Something of the same internationalism is also reflected in the selection of productions. Even though Rewa may deplore the fact, those she illustrates are overwhelmingly opera and musicals, or plays from the international repertoire as staged at the Stratford or Shaw festivals. And one production - Bella for the Judy Jarvis Dance Company in New York - is not Canadian in any way apart from Mary Kerr's involvement. But there is an even more serious problem with the focus of this book: the complete absence of any French-Canadian designers. This omission is made still more glaring by showcasing Michael Levine's designs for Robert Lepage, or Teresa Przybylski's setting for the Tarragon staging of a Michel Tremblay play. Surely the connection goes both ways?

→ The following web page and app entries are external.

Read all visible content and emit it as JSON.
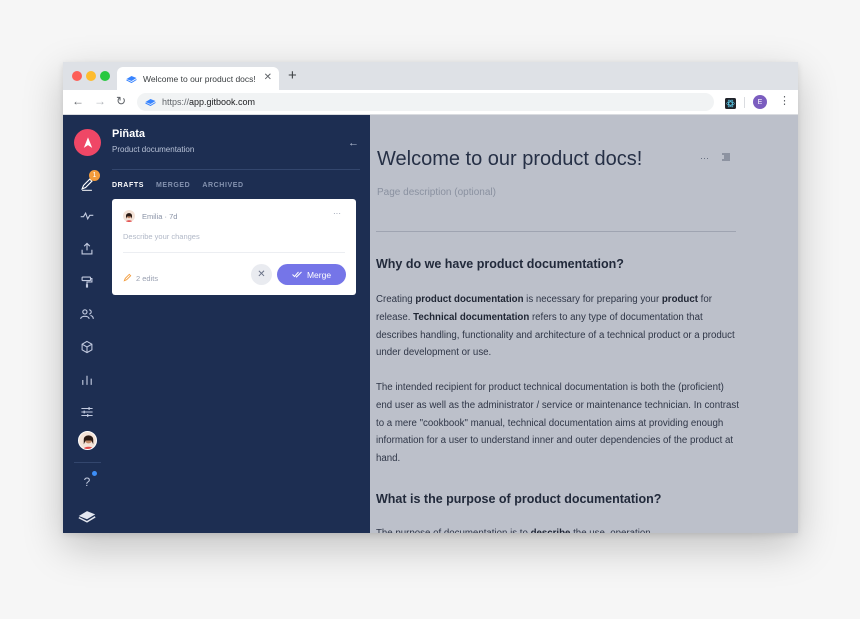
{
  "browser": {
    "tab_title": "Welcome to our product docs!",
    "url_protocol": "https://",
    "url_host": "app.gitbook.com",
    "profile_initial": "E"
  },
  "sidebar": {
    "space_name": "Piñata",
    "space_subtitle": "Product documentation",
    "drafts_badge": "1",
    "tabs": [
      {
        "label": "DRAFTS",
        "active": true
      },
      {
        "label": "MERGED",
        "active": false
      },
      {
        "label": "ARCHIVED",
        "active": false
      }
    ],
    "draft_card": {
      "author": "Emilia · 7d",
      "description_placeholder": "Describe your changes",
      "edits": "2 edits",
      "merge_label": "Merge"
    },
    "help_label": "?"
  },
  "page": {
    "title": "Welcome to our product docs!",
    "description_placeholder": "Page description (optional)",
    "heading_1": "Why do we have product documentation?",
    "p1": [
      {
        "text": "Creating ",
        "bold": false
      },
      {
        "text": "product documentation",
        "bold": true
      },
      {
        "text": " is necessary for preparing your ",
        "bold": false
      },
      {
        "text": "product",
        "bold": true
      },
      {
        "text": " for release. ",
        "bold": false
      },
      {
        "text": "Technical documentation",
        "bold": true
      },
      {
        "text": " refers to any type of documentation that describes handling, functionality and architecture of a technical product or a product under development or use.",
        "bold": false
      }
    ],
    "p2": "The intended recipient for product technical documentation is both the (proficient) end user as well as the administrator / service or maintenance technician. In contrast to a mere \"cookbook\" manual, technical documentation aims at providing enough information for a user to understand inner and outer dependencies of the product at hand.",
    "heading_2": "What is the purpose of product documentation?",
    "p3_partial": [
      {
        "text": "The purpose of documentation is to ",
        "bold": false
      },
      {
        "text": "describe",
        "bold": true
      },
      {
        "text": " the use, operation",
        "bold": false
      }
    ]
  },
  "colors": {
    "sidebar_bg": "#1d2e52",
    "accent": "#7575e8",
    "logo": "#ef4766",
    "badge": "#f39c3c",
    "content_overlay": "#bcc0ca"
  }
}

As a result, the 'Canadian' framing of this book seems artificial. And the discussion of 'scenography' is in many ways equally problematic. Given the limitations of print, it is almost impossible to give any but the most cursory glimpse of the interconnections between theatre space, dramatic themes embedded in a playscript and metaphoric motifs developed for a given production, the design (both in technical and conceptual aspects) and the way the physical shaping of the stage choreographs the performance. Consequently, this only comes across, even in the most superficial way, primarily in the extra-theatrical work of Jim Plaxton's quasi-Veronese cityscapes constructed for the outdoor performances of Romeo and Juliet , Mary Kerr's Fifteenth Commonwealth Games Opening Ceremonies, or Astrid Jansons's Reflections installation at Expo '86. Otherwise by far the most interesting examples are where the materials document the design process - as with the whole sequence from sketchbook, through maquettes, to production photos in Michael Levine's design for Bluebeard's Castle and Erwartung - which exemplifies the standard approach to design that Rewa wishes to supplant with the concept of scenography.
Rewa is, as she admits, striving for the impossible in trying to capture the ephemeral geography of performance in visual stills and verbal descriptions. And she is certainly not aided by the way the book is organized. Putting the designs themselves up front may exemplify a [End Page 448] praiseworthy sense of priority. Yet this means they are identified only by number - to find out which production they belong to, it is necessary to turn to a separate (and completely independent) section: 'Portfolio Captions.' After this comes the introduction (starting on page 119!), then the actual discussion of each production. To make any sense of the book...